Porter Square Books draws workers Thursday as well as browsers. (Photo: Marc Levy)

Porter Square Books will reinstate its writer-in-residence program in February, the store announced last week on Twitter.

The bookstore will select two writers – one youth- and one adult-focused – from an applicant pool to write articles for the store’s blog, interact with other authors, participate in store events and use store space to work on their own pieces, store owners said.

Writers-in-residence will get a 40 percent discount on store and cafe products, have access to the “Cambridge Edition” office at 25 White St. after 5 p.m. and on weekends (“a quiet space with flat surfaces,” is the only promise), a chance to contribute to staff recommendations and a launch party “if, ahem, I mean, when” a book is published. Writers will also gain access to a bookshelf full of galleys – not-yet-released books – to use for inspiration and see which publishers might be a good match.

“We are always looking for more ways to bring the resources and the world of books to our community,” said Josh Cook, co-owner and marketing director of Porter Square Books in Cambridge and a writer. “We have a very literary community – you can’t throw a rock without hitting a published writer in Cambridge – and there isn’t a lot that we can offer to the writers in our community, but this is one of those things. That was the goal, to try and bring some of the resources that the writers who’ve actually worked here have used and benefited from to the wider community.”

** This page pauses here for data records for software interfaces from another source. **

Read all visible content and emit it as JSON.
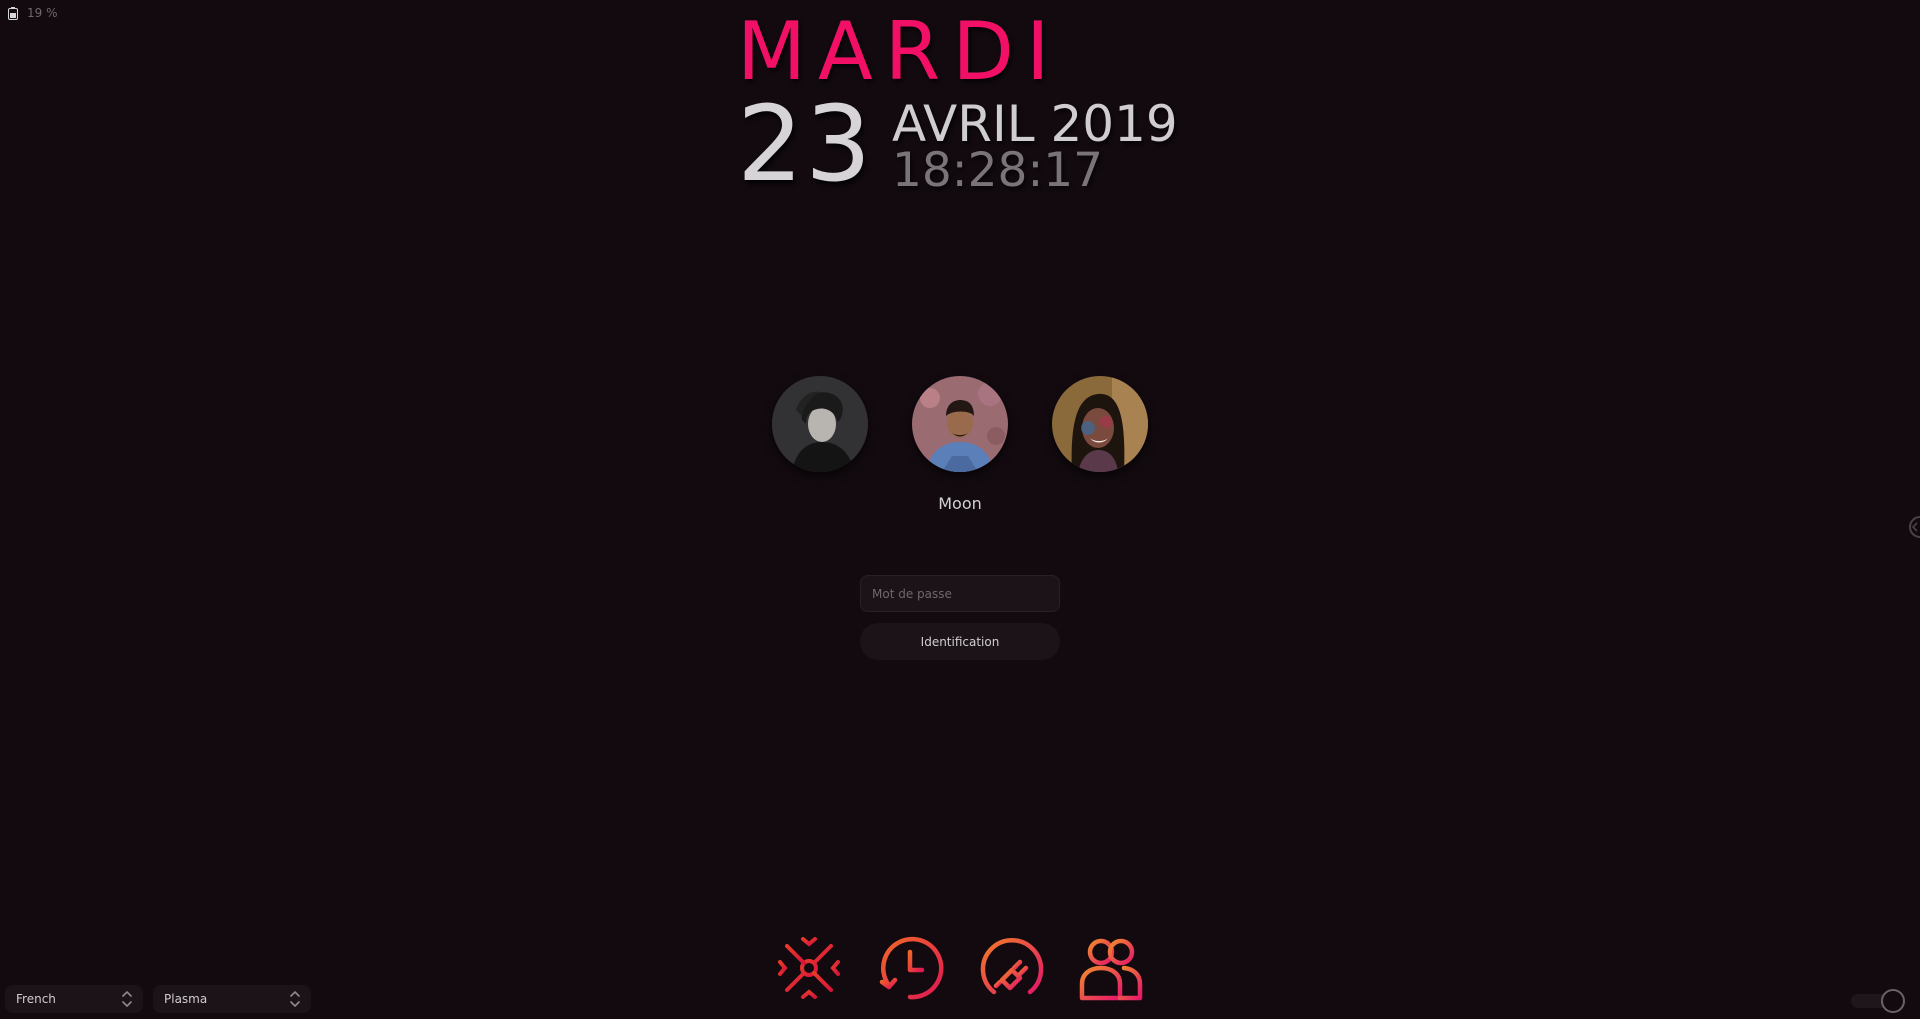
{
  "battery": {
    "text": "19 %",
    "icon": "battery-icon"
  },
  "clock": {
    "day_name": "MARDI",
    "day_number": "23",
    "month_year": "AVRIL 2019",
    "time": "18:28:17"
  },
  "users": {
    "items": [
      {
        "name": "",
        "avatar": "user-avatar-portrait"
      },
      {
        "name": "Moon",
        "avatar": "user-avatar-portrait",
        "selected": true
      },
      {
        "name": "",
        "avatar": "user-avatar-portrait"
      }
    ],
    "selected_name": "Moon"
  },
  "login": {
    "password_placeholder": "Mot de passe",
    "password_value": "",
    "button_label": "Identification"
  },
  "actions": [
    {
      "icon": "suspend-snowflake-icon"
    },
    {
      "icon": "hibernate-clock-icon"
    },
    {
      "icon": "shutdown-plug-icon"
    },
    {
      "icon": "switch-user-icon"
    }
  ],
  "selectors": {
    "keyboard_layout": "French",
    "session": "Plasma"
  },
  "colors": {
    "background": "#120a0f",
    "accent": "#f21066",
    "accent_orange": "#f05a28",
    "text": "#d0cdd0"
  }
}
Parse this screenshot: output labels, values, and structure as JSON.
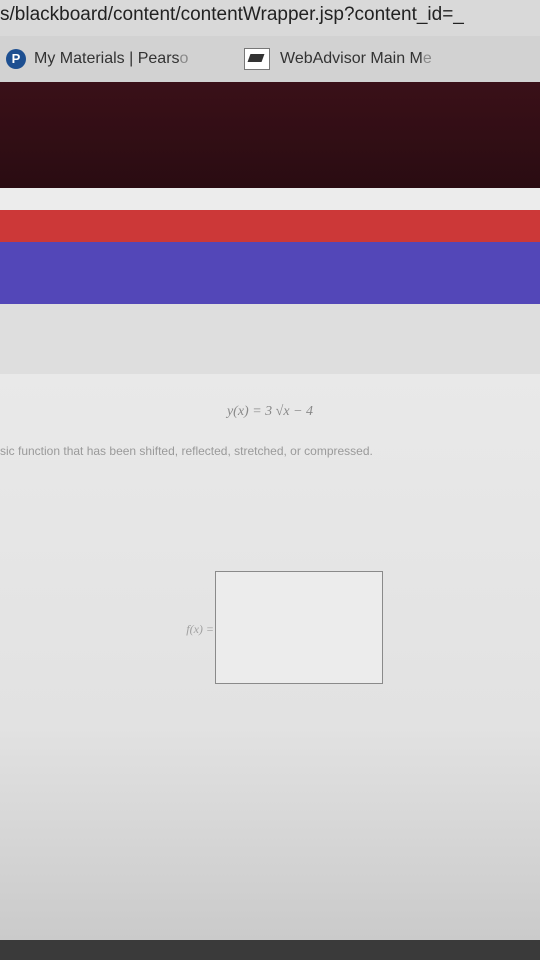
{
  "browser": {
    "url": "s/blackboard/content/contentWrapper.jsp?content_id=_",
    "bookmarks": [
      {
        "label": "My Materials | Pears",
        "fade": "o",
        "icon": "pearson-p-icon"
      },
      {
        "label": "WebAdvisor Main M",
        "fade": "e",
        "icon": "webadvisor-icon"
      }
    ]
  },
  "problem": {
    "equation": "y(x) = 3 √x − 4",
    "instruction": "sic function that has been shifted, reflected, stretched, or compressed.",
    "answer_label": "f(x) ="
  },
  "colors": {
    "dark_banner": "#2a0c12",
    "red_strip": "#cc3838",
    "blue_strip": "#5347b8"
  }
}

While Cambridge’s other independent bookstore, Harvard Book Store, doesn’t have a writers-in-residence program, Porter Square Books is not first with the idea. There are similar programs at shops such as Alley Cat Books in San Francisco, Bookshop Santa Cruz in California and Big Blue Marble Books in Philadelphia, Forbes reported.

Writers-in-residence go remote

The program began in 2019 with authors Kathryn Amato and Catherine Flora Con. The store was closed to in-person customers by the Covid pandemic in early 2020, giving writers Justin Chen and Sacha Lamb just a month before the program moved online. Even though the remainder of the 2020 residency was “diluted,” Chen said the experience was still helpful.

Writing is an isolated pursuit, and it was nice to be part of a community through the residency, said Chen, a self-described “scientist turned writer” who now works as director of external affairs for OpenBiome, a healthcare nonprofit in Porter Square. Since the program, Chen has had several personal essays published.

“As a writer, you want to write stuff that you’re happy with, whether it gets published or not. It’s really helpful to have some validation sometimes, to see that you’re on the right path or that others appreciate or empathize with your writing,” he said. “That was one of the most valuable things for me – just to have that kind of support to think, ‘Yeah, other people do see me as a writer, it’s not just all in my head.’ That was really helpful for me.”

Lamb, the 2020 writer-in-residence for young readers, also found her time in the residency valuable. In an email, Lamb – who expects publication of her debut novel, “When The Angels Left the Old Country,” in October – said she was happy the residency program is opening up again.

“It’s so valuable having a dedicated space to work in (and discounted drinks!),” she said. “I was very sorry to have my residency cut short by the pandemic, but I’m so glad [the store] came through thriving and able to offer that opportunity to other local writers.”

“You’re participating in the community”

Porter Square Books opened in 2004, surviving the threats of chains such as Barnes & Noble and the e-tailer Amazon that proved fatal to many other independent stores. Cook attributes it to the store’s commitment to the community and to providing experiences in addition to bookshelves. The store offers a variety of events and programs such as silent reading parties, author talks, a summer series of concerts and a fan fiction writing panel.

“We really try to be book-lovers who talk to people rather than people who sell books,” he said. “On our social media, we don’t have an official store voice – the people who are writing write in their voice. You’re always talking to a human when you’re talking to Porter Square Books.”

Cambridge, he said, “is also a place that is hungry for literature, hungry for books, and we have advantages that not every store has, being in such a literary, readerly place. I really think it’s that sense that you’re not just shopping when you’re here, you’re participating in the community.”

People of Cambridge, Somerville, Arlington, Belmont, Watertown, Medford and Boston are invited to apply for the writer-in-residence program positions through July 31, with winners announced Oct. 27.